For the 2018–19 academic year, Paul Behringer, a Ph.D. student in the History Department, was awarded the prestigious Ernest May Fellowship in History and Policy at the Belfer Center for Science and International Affairs, which is housed in Harvard University’s Kennedy School. As part of the Belfer Center’s commitment to making historical research relevant for policymakers, Behringer is using his time at Harvard to hone his understanding of American military intervention in Siberia during the Russian civil war. Behringer’s dissertation, “U.S. and Japanese Intervention during the Russian Civil War: Violence and Barbarism in the Far East,” is the first in-depth study to examine both the actions and perceptions of complex developments on the ground from the tripartite perspective of American, Russian, and Japanese policymakers. The Japanese role, in particular, has often been marginalized in previous accounts of the war. “Although plenty has been written on the American intervention in the context of U.S.-Russia bilateral relations,” Behringer says, “no one has written a full-length treatment that takes Japan’s role into account. Whereas the Americans sent in about 10,000 soldiers, who were mainly tasked with guarding the railroads, the Japanese dispatched over 70,000 and engaged in combat operations.” The Japanese also stayed in Siberia much longer: while the Americans pulled out in 1920, the Japanese didn’t leave the Russian mainland until 1922.
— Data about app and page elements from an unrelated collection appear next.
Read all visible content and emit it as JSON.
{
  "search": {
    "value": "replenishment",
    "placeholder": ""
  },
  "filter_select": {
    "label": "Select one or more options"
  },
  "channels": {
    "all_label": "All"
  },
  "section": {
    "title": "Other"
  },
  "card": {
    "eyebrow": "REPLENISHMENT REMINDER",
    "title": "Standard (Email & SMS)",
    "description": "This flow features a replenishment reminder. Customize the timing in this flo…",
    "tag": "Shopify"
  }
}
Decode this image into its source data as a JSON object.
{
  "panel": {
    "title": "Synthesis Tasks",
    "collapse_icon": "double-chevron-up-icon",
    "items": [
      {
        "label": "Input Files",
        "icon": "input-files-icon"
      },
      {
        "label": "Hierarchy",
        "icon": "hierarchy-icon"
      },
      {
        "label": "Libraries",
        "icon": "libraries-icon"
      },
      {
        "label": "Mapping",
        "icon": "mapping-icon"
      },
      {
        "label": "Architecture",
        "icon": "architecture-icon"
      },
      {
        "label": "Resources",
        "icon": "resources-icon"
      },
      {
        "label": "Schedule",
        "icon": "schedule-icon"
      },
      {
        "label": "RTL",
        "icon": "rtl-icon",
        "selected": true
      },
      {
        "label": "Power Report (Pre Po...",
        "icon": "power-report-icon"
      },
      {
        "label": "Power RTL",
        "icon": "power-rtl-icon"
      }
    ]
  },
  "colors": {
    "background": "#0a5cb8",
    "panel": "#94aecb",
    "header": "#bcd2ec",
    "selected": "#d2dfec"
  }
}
In his quest to narrate a fuller picture of the Russian civil war in Siberia, Behringer has traveled throughout the world in search of rarely consulted archival material. In addition to files held at the National Archives, Library of Congress, Stanford, Columbia, Princeton, and Harvard, he has also examined papers and reports in the National Diet Library in Tokyo. In Russia, he has obtained access to archives as far afield as Vladivostok, Khabarovsk, Chita, in addition to Moscow. Amid such a large amount of historical data, Behringer continues to be fascinated by the unexpected twists and turns of history, particularly when they can be illustrated by the dramatic life stories of individual people. To Behringer, one of the most fascinating figures is Grigorii Semenov, a Buriat Cossack who first saw combat duty on the Eastern Front during World War I. When the Russian civil war broke out, however, Semenov, with Japanese assistance, managed to establish a short-lived anti-Bolshevik state based in the Siberian city of Chita. When the Japanese withdrew their armies in 1922, Semenov fled to the United States, only to return to Japanese-held Manchuria, where he was finally captured and executed by the Soviets after World War II. “I think his story is a great metaphor for the strange twists and turns of the Russian Civil War and foreign intervention and its lasting impact on Northeast Asia,” Behringer observed.
As part of his research in Russia, Behringer spent six months living in the far eastern city of Vladivostok, just across the border from North Korea. He believes that living in the places that he studies makes history come alive in a way that is otherwise unattainable. “It was important for me to live in Vladivostok to get a better sense how people experienced the intervention there a hundred years ago,” he says. “I know what it’s like to have hiked its steep hills, and I’ve felt the piercing wind and seen the mist rising off the frozen Golden Horn on a sunny winter morning. I’ve been to the train station, which is still standing from the period, and walked down the streets where American and Japanese soldiers marched on parade.” Behringer currently expects to complete his dissertation in Spring 2020.